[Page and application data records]
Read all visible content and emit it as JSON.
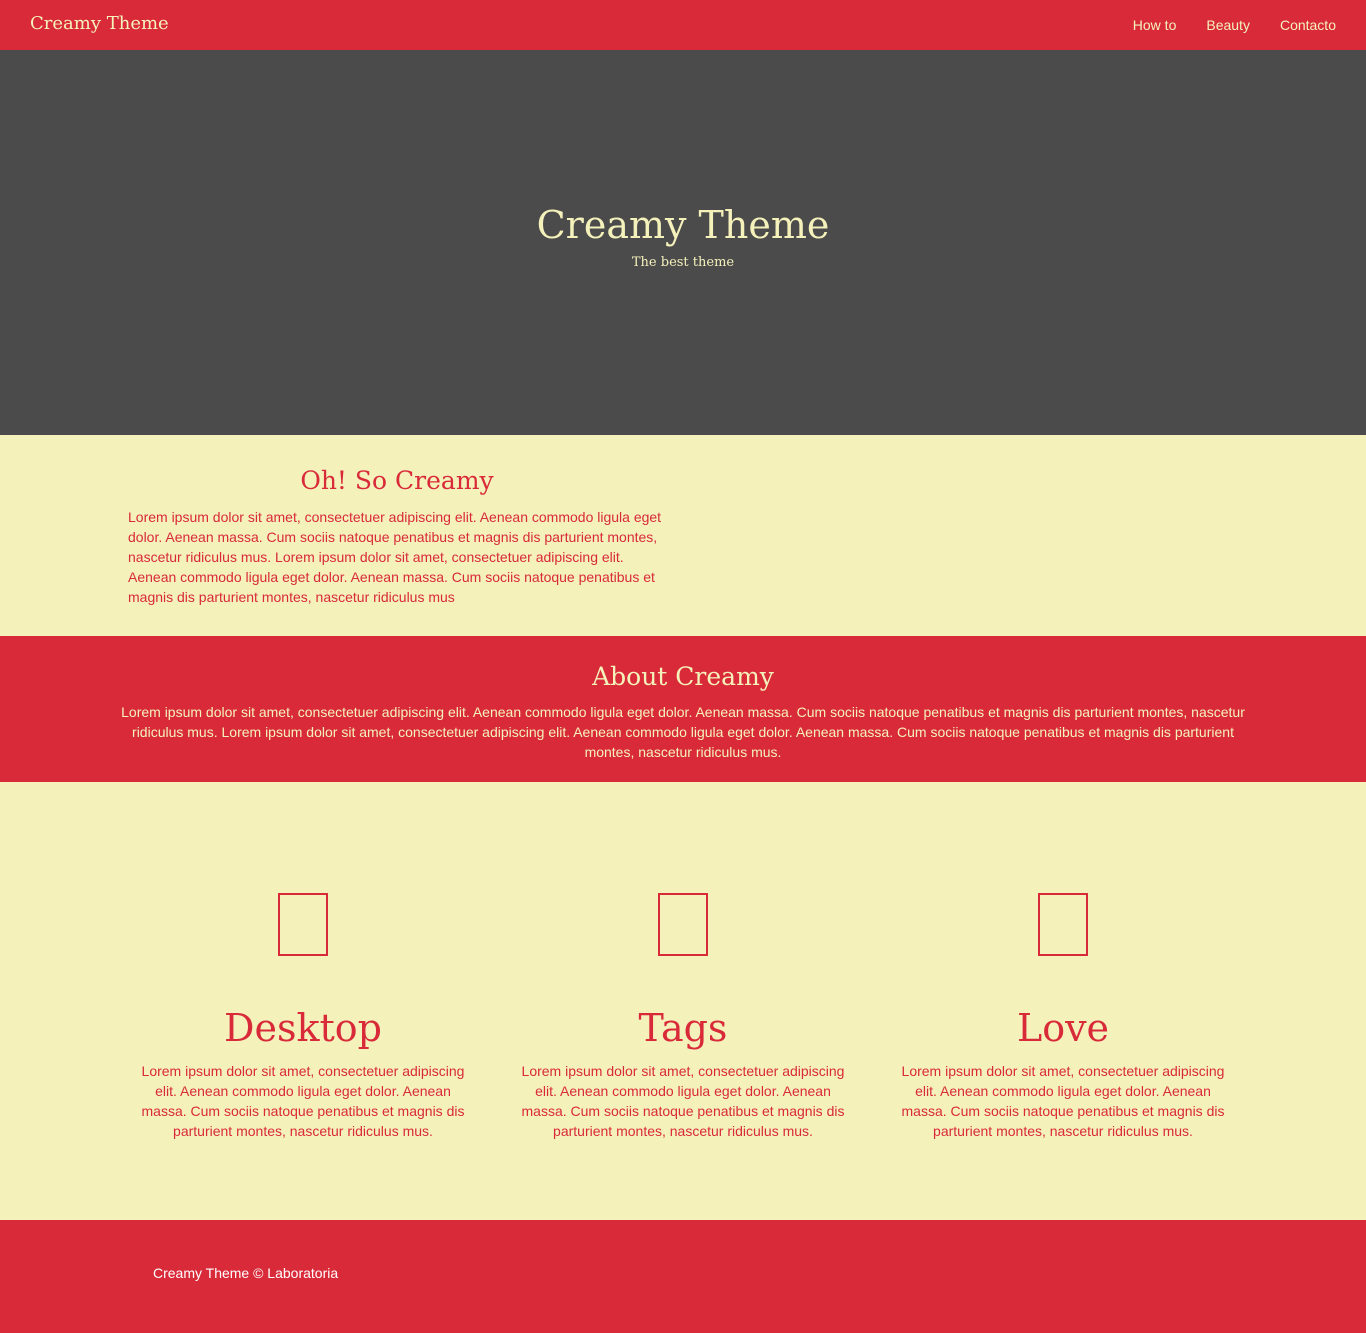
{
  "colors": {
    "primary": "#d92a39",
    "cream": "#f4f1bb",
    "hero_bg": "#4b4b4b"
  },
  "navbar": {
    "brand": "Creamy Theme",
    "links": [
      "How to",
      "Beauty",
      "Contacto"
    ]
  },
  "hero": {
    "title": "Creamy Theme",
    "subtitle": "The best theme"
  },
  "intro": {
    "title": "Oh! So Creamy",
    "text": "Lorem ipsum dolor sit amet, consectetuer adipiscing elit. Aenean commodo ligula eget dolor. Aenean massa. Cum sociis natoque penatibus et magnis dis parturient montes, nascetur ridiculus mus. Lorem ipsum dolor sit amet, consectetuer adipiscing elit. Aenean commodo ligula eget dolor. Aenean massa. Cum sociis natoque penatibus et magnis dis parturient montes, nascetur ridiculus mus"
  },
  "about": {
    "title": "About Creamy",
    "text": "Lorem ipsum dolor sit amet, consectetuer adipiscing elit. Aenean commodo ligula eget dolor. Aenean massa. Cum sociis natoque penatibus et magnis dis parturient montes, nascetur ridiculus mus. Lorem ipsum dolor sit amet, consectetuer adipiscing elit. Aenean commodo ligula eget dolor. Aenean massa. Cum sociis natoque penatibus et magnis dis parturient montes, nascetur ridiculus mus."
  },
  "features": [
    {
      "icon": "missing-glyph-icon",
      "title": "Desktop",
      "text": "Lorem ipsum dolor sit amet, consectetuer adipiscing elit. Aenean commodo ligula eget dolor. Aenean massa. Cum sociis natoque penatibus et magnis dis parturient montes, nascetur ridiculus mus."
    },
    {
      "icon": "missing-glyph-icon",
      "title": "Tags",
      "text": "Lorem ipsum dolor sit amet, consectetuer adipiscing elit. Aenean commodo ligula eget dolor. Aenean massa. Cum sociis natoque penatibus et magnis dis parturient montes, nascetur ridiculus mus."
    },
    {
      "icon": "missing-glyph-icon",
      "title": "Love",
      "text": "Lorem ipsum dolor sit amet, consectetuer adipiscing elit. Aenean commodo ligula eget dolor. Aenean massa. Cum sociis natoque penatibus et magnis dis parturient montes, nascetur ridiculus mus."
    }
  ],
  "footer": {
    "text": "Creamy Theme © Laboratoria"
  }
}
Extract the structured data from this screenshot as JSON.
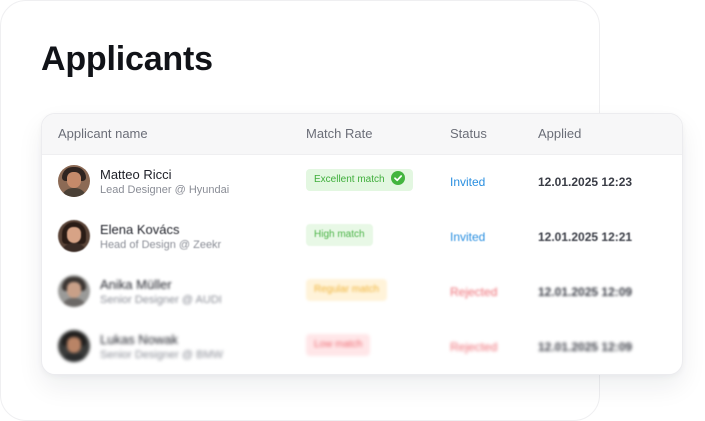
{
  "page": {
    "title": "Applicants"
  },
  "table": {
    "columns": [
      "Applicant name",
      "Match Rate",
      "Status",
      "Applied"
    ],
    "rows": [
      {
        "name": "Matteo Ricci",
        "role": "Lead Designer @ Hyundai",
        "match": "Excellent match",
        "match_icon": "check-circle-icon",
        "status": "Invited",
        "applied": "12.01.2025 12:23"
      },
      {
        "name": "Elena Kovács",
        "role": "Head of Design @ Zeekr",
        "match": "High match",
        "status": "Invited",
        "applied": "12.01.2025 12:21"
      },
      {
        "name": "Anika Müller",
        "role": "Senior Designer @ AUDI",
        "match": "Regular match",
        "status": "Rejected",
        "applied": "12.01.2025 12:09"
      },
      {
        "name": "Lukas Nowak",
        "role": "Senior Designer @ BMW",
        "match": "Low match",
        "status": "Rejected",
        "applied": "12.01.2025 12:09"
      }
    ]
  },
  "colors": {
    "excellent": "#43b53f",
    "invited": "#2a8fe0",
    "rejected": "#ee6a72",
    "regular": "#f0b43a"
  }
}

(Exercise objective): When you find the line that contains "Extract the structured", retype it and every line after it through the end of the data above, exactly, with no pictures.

(Reply to the task):
Extract the structured data from this screenshot as JSON.
{
  "page": {
    "title": "Applicants"
  },
  "table": {
    "columns": [
      "Applicant name",
      "Match Rate",
      "Status",
      "Applied"
    ],
    "rows": [
      {
        "name": "Matteo Ricci",
        "role": "Lead Designer @ Hyundai",
        "match": "Excellent match",
        "match_icon": "check-circle-icon",
        "status": "Invited",
        "applied": "12.01.2025 12:23"
      },
      {
        "name": "Elena Kovács",
        "role": "Head of Design @ Zeekr",
        "match": "High match",
        "status": "Invited",
        "applied": "12.01.2025 12:21"
      },
      {
        "name": "Anika Müller",
        "role": "Senior Designer @ AUDI",
        "match": "Regular match",
        "status": "Rejected",
        "applied": "12.01.2025 12:09"
      },
      {
        "name": "Lukas Nowak",
        "role": "Senior Designer @ BMW",
        "match": "Low match",
        "status": "Rejected",
        "applied": "12.01.2025 12:09"
      }
    ]
  },
  "colors": {
    "excellent": "#43b53f",
    "invited": "#2a8fe0",
    "rejected": "#ee6a72",
    "regular": "#f0b43a"
  }
}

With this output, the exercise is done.